I happened, one day, to be downstairs in the Music Library checking out some information for a student assignment that I was assessing at the time. As can so easily happen in a library, my attention was caught by something quite unrelated to my reason for being there…in this case some books of Australian folksong collections.
By sheer coincidence, I had also received in the mail that day notification of a competition for an orchestral work being held in Townsville (in Queensland’s north), and realised that the folk melodies that had caught my attention (a) had never been included in an orchestral work before and (b) would be ideal themes for a “pot-pourri” overture (along the lines of, say, Verdi’s Forza del destino or Weber’s Der Freischutz).
While I have no further memory of the assignment that I was assessing, I do remember vividly growing increasingly excited at the thought of structuring some of these folk melodies into a concert overture…and set about working on them immediately in a “fever” of inspiration.

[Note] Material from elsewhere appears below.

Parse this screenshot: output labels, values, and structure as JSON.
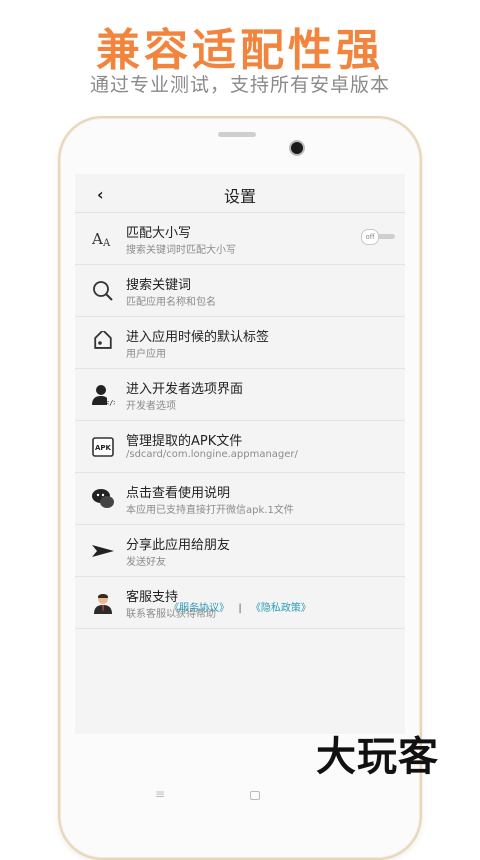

The work was finished within a week, and duly entered in the competition where (ironically) it failed even to gain a mention.
Fortunately an Australian conductor, Patrick Thomas, heard of it and premiered it in an orchestral concert in Adelaide the next year, and following a recording of it by the West Australian Symphony Orchestra under Richard Mills, it soon became one of the most popular and frequently-played Australian orchestral works.
The work is cast in traditional “first-movement” or sonata form, commencing with a brief 16-bar introduction that is simply a rhetorical flourish intended to capture the listener’s attention.
The exposition consists of a first theme (“Jim Jones”) a Dorian-mode melody played by a solo bassoon and repeated by the strings.
A brief transition (or bridge) passage introduces the a group of second subjects the first of which, “The Lime Juice Tub”, is heard first played by the violins, then repeated by two oboes.
The second of second-subject group is “The Ballad of 1891” which was composed by Dr. Doreen Bridges, and is used with her permission. It, too, is in Dorian mode, and is given to the trombones and tuba to play as a canon.
Another bridge leads to the third of the second-subject group, namely “Gallant Peter Clark”, played firstly by the cellos (while the violins play decorative counterpoint above them), before being repeated by a solo French horn (the decorative counterpoint passing now to the flutes).
The development section consists of “Van Diemen’s Land” (also in the Dorian mode) against which the composer has scored a part for a bull-roarer by way of a salute to Australia’s original inhabitants. This is usually dispensed with in performance as a whirling object above the heads of the orchestra (not to mention its potential for doing damage amongst the audience should it accidentally become detached), is see at the time of writing as overly-challenging “workplace safety practices”.
A bassoon cadenza leads into the recapitulation, in which all of the themes are heard again in the same order (with the keys appropriately adjusted in best classical m tradition), before the works concludes with a spirited coda based on the Queensland version of “Waltzing Matilda”.